It seems somebody in officialdom thought they might have to cater for up to 1,000,000 fatalities, again not your ordinary common or garden suicide bombing.
The story has gone viral on the Net and you may not be reading about it for the first time. I had never heard of the journalist or his nom de plume and so far as I know he was unaware of the lines along which Team Vulcan were thinking.
The first he heard about it seems to have been when the good folk down at TruNews in sunny Orlando (I rolled thru there in February on AMTRAK’s Silver Meteor) put my name to him live on air.
As presently advised this journalist seems to have been onto something, indeed it looks like an outstanding piece of journalism in which he can take great pride. Maybe I shall come back on this site in a few weeks’ time and revise my opinion, bit I don’t think so.
That’s another danger with analysis by the way – you can lose objectivity when reporting comes in which confirms your opinion.
The fresh reporting might be wrong and your original analysis might have been wrong as well. Never be afraid to admit your mistakes.
The only reason you won’t see Gordon or myself admitting many is because we don’t make that many (and we’re humble with it, which is the nice part)!
When I talk about Team Vulcan by the way I am using the word ‘team’ in its widest sense.
We’re not talking the Green Bay Packers here. There are no team photos. We don’t even get a T-shirt. The structure is so loose it isn’t really a structure at all, which is why it works.
You’re talking a multi-disciplinary, multi-national, mostly MENSA-level team of lawyers, scientists, nuclear, intelligence and engineering specialists, senior retired military and people with a law enforcement or special forces background.
Some are working via cut-outs, bringing thousands of contacts to the party, cutting across agency and national lines to get to the chase. The DVD knew they had some serious opposition.
Since the Bad Guys, aka the DVD, play for keeps and neither Gordon or I know all the players involved (due to the use of sub-teams, compartmentalisation and cut-outs) I feel duty bound to pass on a warning which crossed my desk this morning. We nearly lost some people last week.
It’s a bio agent, quite a clever one, with three active factors, working on the immune system, an area the DVD’s Medical Section have been working on for decades.
Symptoms reported include high temperature, severe pain on urinating and explosive diarrhoea every thirty minutes or so, followed by cardiac arrest after 72-96 hours.
I am not a doctor, but I am told there is an effective counter to it, a combination therapy including Sulfamethoxazole, recommended does 160mg twice daily.
Getting whacked by the DVD goes with the territory but this one doesn’t sound like a nice way to go. Give me a nice, clean firing squad any day. No diarrhoea, unless you’re French.

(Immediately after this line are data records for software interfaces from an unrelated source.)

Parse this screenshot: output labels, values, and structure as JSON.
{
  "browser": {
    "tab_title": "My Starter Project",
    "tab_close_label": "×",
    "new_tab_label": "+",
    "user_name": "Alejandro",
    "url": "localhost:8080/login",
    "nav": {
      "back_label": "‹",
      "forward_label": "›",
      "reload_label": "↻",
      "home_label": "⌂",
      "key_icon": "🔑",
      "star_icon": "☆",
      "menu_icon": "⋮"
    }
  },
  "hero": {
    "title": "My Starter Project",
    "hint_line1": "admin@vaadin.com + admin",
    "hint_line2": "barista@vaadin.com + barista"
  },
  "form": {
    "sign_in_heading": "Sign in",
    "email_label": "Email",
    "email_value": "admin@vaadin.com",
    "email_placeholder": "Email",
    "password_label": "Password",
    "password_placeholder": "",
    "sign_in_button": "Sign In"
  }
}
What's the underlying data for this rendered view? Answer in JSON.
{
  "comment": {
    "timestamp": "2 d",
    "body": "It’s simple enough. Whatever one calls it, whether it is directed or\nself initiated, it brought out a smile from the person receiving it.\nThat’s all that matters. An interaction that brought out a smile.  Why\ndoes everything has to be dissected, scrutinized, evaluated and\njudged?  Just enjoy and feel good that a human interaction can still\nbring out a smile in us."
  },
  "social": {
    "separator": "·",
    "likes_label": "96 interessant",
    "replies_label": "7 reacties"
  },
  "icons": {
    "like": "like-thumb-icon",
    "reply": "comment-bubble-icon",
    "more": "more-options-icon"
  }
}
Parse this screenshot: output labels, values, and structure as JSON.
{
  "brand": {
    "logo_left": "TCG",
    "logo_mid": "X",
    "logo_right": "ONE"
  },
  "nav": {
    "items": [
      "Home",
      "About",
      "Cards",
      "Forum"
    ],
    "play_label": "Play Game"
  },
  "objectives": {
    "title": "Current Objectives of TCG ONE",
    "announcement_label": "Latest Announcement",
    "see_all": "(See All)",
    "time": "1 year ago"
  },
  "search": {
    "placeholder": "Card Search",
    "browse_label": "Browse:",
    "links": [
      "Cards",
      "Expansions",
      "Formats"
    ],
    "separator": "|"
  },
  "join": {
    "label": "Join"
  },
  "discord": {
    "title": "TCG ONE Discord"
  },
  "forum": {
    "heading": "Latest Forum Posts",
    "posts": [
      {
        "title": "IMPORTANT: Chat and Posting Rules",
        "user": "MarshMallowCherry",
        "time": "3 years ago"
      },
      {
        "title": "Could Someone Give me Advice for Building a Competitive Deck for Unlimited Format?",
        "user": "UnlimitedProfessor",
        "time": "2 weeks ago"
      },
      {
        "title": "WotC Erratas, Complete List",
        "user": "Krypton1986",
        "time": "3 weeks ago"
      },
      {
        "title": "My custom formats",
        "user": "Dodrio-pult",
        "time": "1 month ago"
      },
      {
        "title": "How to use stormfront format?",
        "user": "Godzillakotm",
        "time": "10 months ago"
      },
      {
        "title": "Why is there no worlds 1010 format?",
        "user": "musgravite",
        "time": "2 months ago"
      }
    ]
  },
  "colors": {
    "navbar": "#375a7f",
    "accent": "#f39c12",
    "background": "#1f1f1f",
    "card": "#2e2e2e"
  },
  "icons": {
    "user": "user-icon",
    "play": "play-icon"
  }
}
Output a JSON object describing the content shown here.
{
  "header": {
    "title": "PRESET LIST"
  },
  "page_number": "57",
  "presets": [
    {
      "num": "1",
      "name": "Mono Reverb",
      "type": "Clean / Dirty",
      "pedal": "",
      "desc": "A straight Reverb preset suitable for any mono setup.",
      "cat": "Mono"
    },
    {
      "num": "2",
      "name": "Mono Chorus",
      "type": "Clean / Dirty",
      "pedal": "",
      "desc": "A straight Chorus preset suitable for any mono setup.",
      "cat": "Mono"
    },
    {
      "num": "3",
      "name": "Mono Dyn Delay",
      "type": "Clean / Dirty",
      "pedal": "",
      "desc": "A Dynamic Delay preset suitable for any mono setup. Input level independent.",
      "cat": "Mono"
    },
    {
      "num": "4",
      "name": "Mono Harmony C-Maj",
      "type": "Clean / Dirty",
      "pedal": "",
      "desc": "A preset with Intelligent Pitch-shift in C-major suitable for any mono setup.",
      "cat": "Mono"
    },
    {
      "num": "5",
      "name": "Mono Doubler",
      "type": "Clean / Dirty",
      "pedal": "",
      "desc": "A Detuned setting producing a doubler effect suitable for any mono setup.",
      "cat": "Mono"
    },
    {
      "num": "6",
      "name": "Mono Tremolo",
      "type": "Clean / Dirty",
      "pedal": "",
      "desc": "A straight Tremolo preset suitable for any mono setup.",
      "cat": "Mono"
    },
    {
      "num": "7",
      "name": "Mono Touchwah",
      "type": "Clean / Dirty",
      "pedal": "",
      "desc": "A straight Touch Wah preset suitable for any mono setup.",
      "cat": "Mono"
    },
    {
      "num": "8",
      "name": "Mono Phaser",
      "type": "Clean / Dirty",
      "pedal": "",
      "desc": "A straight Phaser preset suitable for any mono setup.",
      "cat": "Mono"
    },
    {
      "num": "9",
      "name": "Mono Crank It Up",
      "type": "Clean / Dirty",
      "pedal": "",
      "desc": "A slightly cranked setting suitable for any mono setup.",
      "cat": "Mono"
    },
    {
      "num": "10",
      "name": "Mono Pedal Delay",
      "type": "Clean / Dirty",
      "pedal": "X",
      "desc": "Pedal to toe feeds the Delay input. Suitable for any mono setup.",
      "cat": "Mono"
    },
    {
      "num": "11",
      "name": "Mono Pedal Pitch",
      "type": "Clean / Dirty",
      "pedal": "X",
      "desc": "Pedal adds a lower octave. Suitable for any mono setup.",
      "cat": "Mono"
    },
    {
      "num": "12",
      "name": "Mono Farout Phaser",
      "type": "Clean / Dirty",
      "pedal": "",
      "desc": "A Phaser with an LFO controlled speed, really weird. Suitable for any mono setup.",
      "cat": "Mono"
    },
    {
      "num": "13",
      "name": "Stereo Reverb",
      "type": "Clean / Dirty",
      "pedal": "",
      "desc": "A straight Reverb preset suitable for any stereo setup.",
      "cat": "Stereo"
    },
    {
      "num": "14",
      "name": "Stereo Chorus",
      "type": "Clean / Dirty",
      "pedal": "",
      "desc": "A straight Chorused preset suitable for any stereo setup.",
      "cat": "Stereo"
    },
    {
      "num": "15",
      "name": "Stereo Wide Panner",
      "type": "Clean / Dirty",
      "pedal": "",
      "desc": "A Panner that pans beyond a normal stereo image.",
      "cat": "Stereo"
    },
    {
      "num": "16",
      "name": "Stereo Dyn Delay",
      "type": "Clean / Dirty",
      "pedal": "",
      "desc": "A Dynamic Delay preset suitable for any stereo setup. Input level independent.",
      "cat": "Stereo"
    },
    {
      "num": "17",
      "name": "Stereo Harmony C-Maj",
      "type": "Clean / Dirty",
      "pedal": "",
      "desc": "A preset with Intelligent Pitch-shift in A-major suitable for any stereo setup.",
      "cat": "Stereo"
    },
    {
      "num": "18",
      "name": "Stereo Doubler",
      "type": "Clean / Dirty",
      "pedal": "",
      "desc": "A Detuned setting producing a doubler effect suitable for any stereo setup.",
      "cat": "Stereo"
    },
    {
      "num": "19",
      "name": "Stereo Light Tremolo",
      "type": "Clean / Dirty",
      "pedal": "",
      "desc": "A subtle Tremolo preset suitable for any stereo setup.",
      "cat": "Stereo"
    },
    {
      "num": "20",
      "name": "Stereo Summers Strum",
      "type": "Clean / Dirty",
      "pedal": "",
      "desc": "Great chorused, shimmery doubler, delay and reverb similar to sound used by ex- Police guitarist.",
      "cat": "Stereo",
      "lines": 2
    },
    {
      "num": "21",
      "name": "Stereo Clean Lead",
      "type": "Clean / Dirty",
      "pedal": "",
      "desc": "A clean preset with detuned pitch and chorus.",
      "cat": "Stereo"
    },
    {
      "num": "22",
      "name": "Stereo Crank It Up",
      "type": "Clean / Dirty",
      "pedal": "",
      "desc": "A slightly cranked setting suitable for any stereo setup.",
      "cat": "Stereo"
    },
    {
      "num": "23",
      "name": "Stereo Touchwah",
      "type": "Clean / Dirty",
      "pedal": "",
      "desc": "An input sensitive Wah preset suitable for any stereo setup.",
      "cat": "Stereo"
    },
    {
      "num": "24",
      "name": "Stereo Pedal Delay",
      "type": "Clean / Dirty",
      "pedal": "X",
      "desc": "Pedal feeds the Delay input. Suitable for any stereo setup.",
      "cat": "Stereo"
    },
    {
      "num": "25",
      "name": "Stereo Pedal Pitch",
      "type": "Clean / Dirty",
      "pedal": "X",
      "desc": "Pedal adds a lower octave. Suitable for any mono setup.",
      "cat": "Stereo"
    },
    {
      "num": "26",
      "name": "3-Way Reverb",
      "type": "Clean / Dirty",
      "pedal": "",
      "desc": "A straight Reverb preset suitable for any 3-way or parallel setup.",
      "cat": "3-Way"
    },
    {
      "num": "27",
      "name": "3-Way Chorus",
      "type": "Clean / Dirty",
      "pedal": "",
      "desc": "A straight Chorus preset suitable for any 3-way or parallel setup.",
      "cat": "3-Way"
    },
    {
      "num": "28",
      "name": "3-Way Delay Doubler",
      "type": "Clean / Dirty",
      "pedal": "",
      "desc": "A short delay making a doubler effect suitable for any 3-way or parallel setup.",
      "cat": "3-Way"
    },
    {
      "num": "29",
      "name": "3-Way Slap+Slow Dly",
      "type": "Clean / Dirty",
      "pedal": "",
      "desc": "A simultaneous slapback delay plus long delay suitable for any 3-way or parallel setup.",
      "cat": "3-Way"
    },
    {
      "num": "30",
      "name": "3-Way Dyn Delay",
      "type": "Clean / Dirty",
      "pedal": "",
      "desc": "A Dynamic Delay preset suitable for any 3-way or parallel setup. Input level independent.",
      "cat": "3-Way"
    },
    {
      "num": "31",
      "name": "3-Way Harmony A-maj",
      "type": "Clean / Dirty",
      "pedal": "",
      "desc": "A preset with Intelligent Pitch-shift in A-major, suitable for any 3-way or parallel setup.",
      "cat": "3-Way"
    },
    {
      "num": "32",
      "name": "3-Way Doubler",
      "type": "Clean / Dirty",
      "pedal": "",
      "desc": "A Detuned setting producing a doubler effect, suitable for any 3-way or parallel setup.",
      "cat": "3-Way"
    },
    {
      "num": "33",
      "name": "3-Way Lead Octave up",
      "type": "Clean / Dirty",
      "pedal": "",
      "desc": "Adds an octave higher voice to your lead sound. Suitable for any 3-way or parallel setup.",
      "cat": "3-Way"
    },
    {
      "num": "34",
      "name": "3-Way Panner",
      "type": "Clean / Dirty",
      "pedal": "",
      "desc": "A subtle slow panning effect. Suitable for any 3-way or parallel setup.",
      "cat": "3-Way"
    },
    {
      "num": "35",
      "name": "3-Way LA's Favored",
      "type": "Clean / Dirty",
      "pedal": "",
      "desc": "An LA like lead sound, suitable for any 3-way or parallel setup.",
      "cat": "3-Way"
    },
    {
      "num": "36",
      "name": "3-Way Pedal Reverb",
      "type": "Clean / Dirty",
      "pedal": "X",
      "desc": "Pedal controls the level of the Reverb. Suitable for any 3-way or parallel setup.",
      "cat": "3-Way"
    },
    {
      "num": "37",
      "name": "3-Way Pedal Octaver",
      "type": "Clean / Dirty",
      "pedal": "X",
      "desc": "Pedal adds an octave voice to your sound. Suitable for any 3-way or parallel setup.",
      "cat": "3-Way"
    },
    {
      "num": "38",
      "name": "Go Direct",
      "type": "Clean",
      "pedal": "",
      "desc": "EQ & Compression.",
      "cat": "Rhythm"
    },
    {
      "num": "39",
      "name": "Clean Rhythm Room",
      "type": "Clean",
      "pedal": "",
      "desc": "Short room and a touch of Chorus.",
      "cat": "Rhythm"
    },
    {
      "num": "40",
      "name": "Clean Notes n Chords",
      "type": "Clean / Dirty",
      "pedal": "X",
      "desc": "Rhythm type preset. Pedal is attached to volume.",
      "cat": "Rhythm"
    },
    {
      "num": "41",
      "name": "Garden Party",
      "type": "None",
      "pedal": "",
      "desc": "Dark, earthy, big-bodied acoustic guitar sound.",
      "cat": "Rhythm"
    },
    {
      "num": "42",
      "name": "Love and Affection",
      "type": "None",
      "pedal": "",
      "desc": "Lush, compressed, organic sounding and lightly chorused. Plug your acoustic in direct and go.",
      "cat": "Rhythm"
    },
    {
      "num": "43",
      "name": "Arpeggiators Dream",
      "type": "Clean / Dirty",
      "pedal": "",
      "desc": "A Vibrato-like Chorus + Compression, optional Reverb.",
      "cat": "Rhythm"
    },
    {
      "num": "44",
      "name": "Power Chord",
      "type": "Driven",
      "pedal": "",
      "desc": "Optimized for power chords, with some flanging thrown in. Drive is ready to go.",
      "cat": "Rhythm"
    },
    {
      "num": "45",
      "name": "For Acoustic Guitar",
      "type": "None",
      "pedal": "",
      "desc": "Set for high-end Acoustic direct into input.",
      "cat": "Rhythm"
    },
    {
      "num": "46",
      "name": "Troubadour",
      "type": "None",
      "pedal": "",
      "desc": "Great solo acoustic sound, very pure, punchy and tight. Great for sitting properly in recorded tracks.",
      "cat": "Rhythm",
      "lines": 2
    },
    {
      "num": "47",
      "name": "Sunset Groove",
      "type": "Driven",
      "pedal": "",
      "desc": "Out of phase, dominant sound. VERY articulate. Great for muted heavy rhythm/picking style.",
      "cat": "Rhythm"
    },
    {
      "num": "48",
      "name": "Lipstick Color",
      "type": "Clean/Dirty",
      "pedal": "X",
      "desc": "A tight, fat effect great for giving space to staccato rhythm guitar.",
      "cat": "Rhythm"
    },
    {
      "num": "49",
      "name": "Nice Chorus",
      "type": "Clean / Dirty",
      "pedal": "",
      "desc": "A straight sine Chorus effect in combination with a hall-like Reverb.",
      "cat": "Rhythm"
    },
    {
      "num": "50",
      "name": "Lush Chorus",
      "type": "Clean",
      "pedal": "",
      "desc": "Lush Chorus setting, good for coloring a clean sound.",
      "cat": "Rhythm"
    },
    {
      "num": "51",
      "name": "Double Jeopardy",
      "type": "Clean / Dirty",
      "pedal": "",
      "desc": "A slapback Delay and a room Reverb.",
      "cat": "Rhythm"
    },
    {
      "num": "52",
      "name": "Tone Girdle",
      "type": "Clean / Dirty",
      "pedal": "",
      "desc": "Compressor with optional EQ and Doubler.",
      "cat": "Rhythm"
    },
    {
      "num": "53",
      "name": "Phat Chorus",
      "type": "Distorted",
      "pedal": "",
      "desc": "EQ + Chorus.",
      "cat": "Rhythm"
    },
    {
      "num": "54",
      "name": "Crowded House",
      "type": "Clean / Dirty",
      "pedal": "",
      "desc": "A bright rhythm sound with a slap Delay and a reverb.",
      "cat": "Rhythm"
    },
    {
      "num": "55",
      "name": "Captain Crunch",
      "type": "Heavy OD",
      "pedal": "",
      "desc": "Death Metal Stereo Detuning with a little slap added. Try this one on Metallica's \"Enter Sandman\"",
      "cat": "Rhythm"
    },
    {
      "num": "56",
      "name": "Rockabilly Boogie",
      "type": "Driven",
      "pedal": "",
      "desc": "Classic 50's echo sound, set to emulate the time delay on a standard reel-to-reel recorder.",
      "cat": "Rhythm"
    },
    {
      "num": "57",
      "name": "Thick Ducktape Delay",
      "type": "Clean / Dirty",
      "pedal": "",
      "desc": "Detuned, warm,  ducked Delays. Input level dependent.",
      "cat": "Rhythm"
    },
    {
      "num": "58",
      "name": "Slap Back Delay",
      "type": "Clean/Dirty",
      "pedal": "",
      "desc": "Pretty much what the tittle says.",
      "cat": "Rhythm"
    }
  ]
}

The good news is that it seems to require injection, ie you need to get the agent into the bloodstream. I tend to try and dodge people chasing me waving hypodermics anyway, especially if they’re wearing a spiked helmet or a monocle, but I shall probably run a bit faster this week.